“So, is a 60,000 Btu/hr two-stage the optimal furnace for your house?” he asks. “I seriously doubt it.”
“Odds are pretty good that even at it’s lowest firing rate the output is probably more than 3x oversized for your actual 99% heat load,” Dorsett continues. “A reasonably tight and insulated 2×4 house at 30°F would have a heat load of maybe 15,000 Btu/hr, 20,000 Btu/hr if it’s all single-panes with no storms — and even an uninsulated brick house would typically come in well under 40,000 But/hr.”
If Melichar has access to records for fuel use, he can check the heating load at the actual outside design temperature (as established by ACCA’s Manual J Residential Load Calculation) based on heating degree-day data.

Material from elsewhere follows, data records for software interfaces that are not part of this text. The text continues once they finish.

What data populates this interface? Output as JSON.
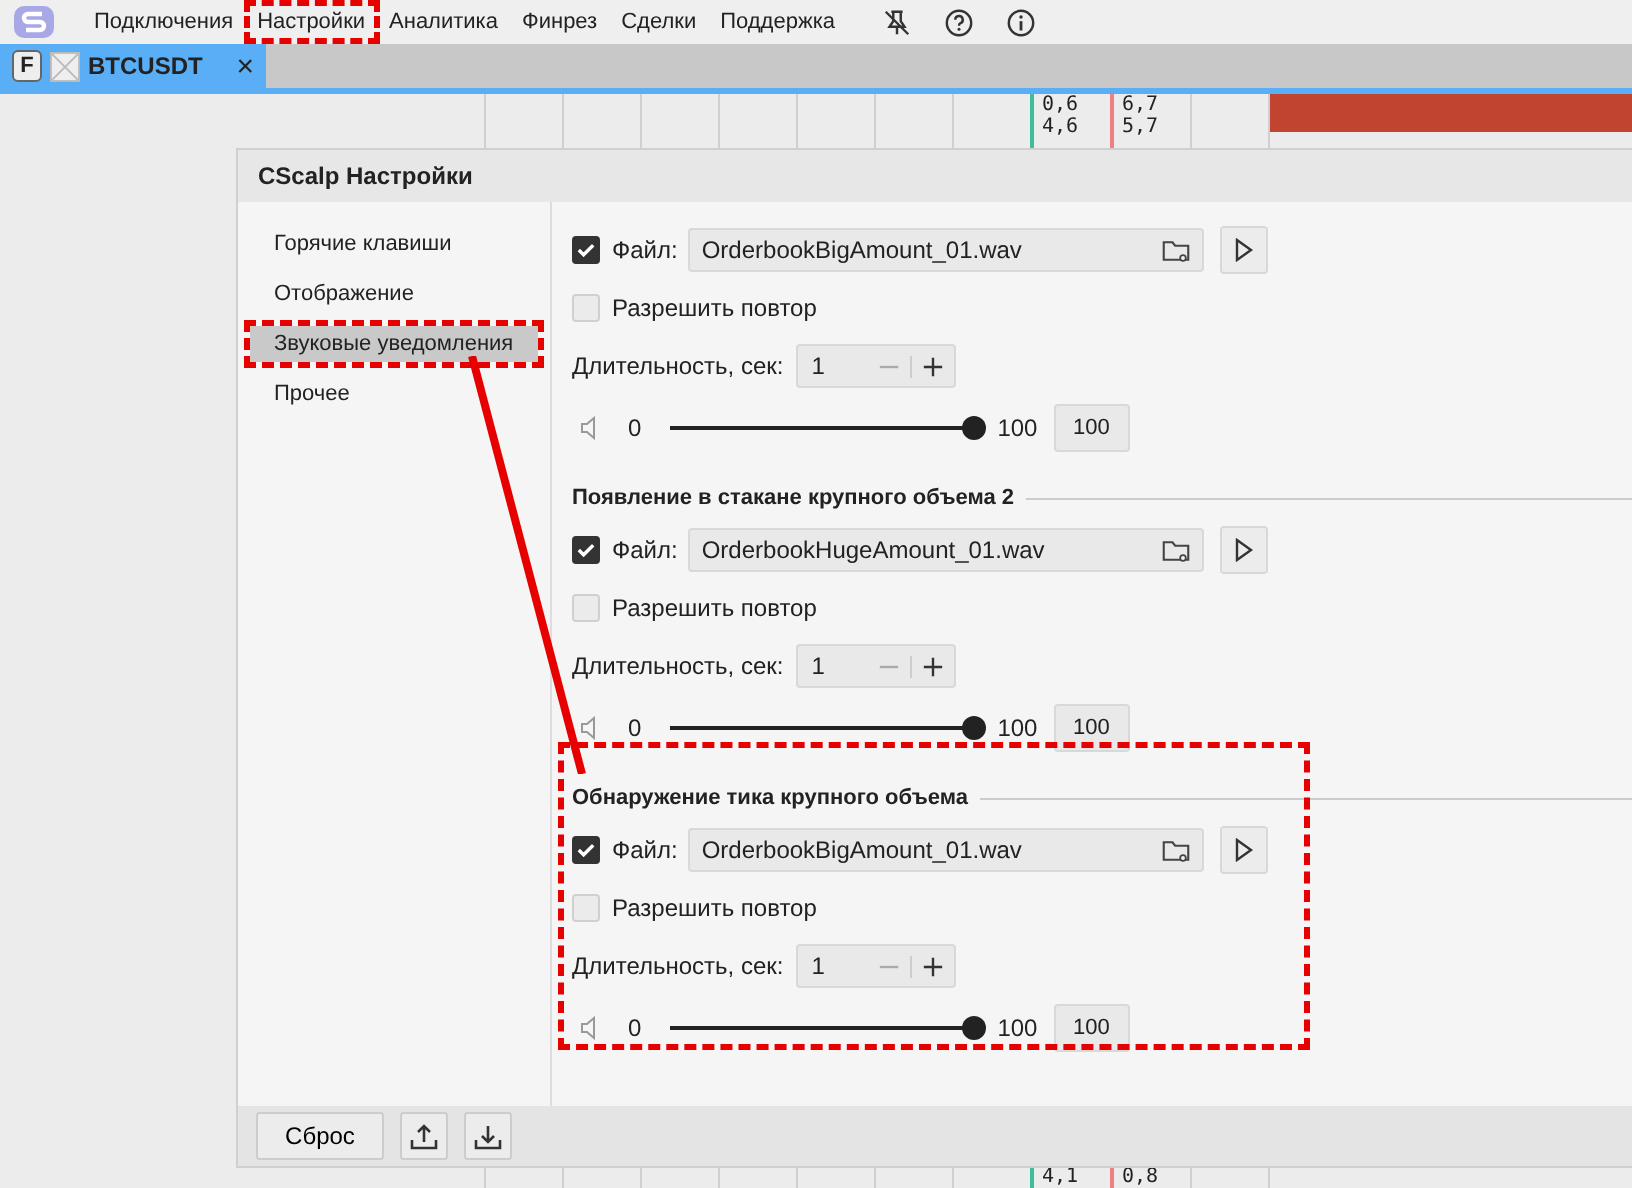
{
  "menu": [
    {
      "label": "Подключения",
      "highlighted": false
    },
    {
      "label": "Настройки",
      "highlighted": true
    },
    {
      "label": "Аналитика",
      "highlighted": false
    },
    {
      "label": "Финрез",
      "highlighted": false
    },
    {
      "label": "Сделки",
      "highlighted": false
    },
    {
      "label": "Поддержка",
      "highlighted": false
    }
  ],
  "tab": {
    "badge": "F",
    "label": "BTCUSDT",
    "selected": true,
    "close": "×"
  },
  "book": {
    "top_bid": [
      "0,6",
      "4,6"
    ],
    "top_ask": [
      "6,7",
      "5,7"
    ],
    "bottom_bid": "4,1",
    "bottom_ask": "0,8"
  },
  "dialog": {
    "title": "CScalp Настройки",
    "sidebar": [
      {
        "label": "Горячие клавиши",
        "selected": false,
        "highlighted": false
      },
      {
        "label": "Отображение",
        "selected": false,
        "highlighted": false
      },
      {
        "label": "Звуковые уведомления",
        "selected": true,
        "highlighted": true
      },
      {
        "label": "Прочее",
        "selected": false,
        "highlighted": false
      }
    ],
    "sections": [
      {
        "highlighted": false,
        "file_checked": true,
        "file_label": "Файл:",
        "file": "OrderbookBigAmount_01.wav",
        "repeat_checked": false,
        "repeat_label": "Разрешить повтор",
        "duration_label": "Длительность, сек:",
        "duration": "1",
        "volume_min": "0",
        "volume_max": "100",
        "level": 1,
        "volume_value": "100"
      },
      {
        "title": "Появление в стакане крупного объема 2",
        "highlighted": false,
        "file_checked": true,
        "file_label": "Файл:",
        "file": "OrderbookHugeAmount_01.wav",
        "repeat_checked": false,
        "repeat_label": "Разрешить повтор",
        "duration_label": "Длительность, сек:",
        "duration": "1",
        "volume_min": "0",
        "volume_max": "100",
        "level": 1,
        "volume_value": "100"
      },
      {
        "title": "Обнаружение тика крупного объема",
        "highlighted": true,
        "file_checked": true,
        "file_label": "Файл:",
        "file": "OrderbookBigAmount_01.wav",
        "repeat_checked": false,
        "repeat_label": "Разрешить повтор",
        "duration_label": "Длительность, сек:",
        "duration": "1",
        "volume_min": "0",
        "volume_max": "100",
        "level": 1,
        "volume_value": "100"
      }
    ],
    "footer": {
      "reset": "Сброс"
    }
  }
}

In an exchange with Alan B, Dorsett’s defends the process by which he estimates Melichar’s heating loads, adding the new Goodman furnace could be as much as 10 times too big for the 500-square-foot zone, and as much as six times too big for the 1,000-square-foot part of the house, even when it’s burning on low.
Even in cases where heat-load calculations have been performed, a variety of factors can throw them off, Dorsett says, including assumptions about R-values, air infiltration, and the effects of plug loads.
“Seems there is not sufficient enforcement of California Title 24, which [if I remember correctly] requires Manual J heating and cooling load calculations even on replacement equipment, and may even require duct leakage testing and remediation (though that might only be for new construction),” Dorsett says.
Another heating option
If Melichar were to start over, Dorsett thinks a better approach, given the heating loads, would be to produce hot water with a condensing tank-style water heater and distribute the heat via a one-ton hydronic coil air handler, such as the Firstco 4CW.
The Firstco is capable of delivering 13,700 Btu/hour with 120°F water and a pumping rate of 2 gallons per minute, and 19,200 Btu/hour with 140°F water.
“That would deliver long comfortable low-cfm flow cycles,” Dorsett says. “The max flow on the Firstco 4CW is 400 cfm, which is lower than the lowest heating cfm setting on the Goodman GMVC960603BN (600 cfm, set to minus 10%.)
“If air conditioning is a ‘must have,'” he adds, “doing the heating and cooling with minisplits might make more sense. But cooling loads are low enough on that side of the bay that most houses that size do just fine with a half-ton window-shaker for cooling.”
Our expert’s opinion
GBA technical director Peter Yost added these thoughts:
I am going to build on Dana Dorsett’s comments on choosing another heating option. I think the series of images below from the free download software Climate Consultant is worth 1,000 words on what I feel is the completely misguided type of space conditioning system that was elected for this project. (For more information on Climate Consultant, see “How to Use Climate Consultant 4.”)
To follow along, simply download Climate Consultant 6, enter the California zip code for John Melichar (94132) and use the drop-down list of charts. And note that the Climate Consultant starting page summary states, “Climate Consultant seeks to translate outdoor conditions into indoor comfort…”
California Climate Zone 3 has about six months of low-grade space heating and then six months with just about zero active space conditioning need. As Dana explains and Climate Consultant 6 reinforces, it’s hard for forced-air systems to be as effective as an integrated package of other design and mechanical strategies.
I think the oversizing and misapplication of the type of system means John should go after the HVAC contractor for such gross errors and then move, if he can, to a hydronic system (or hydro-air system) that allows him easily and effectively to combine his space heating and domestic hot water loads.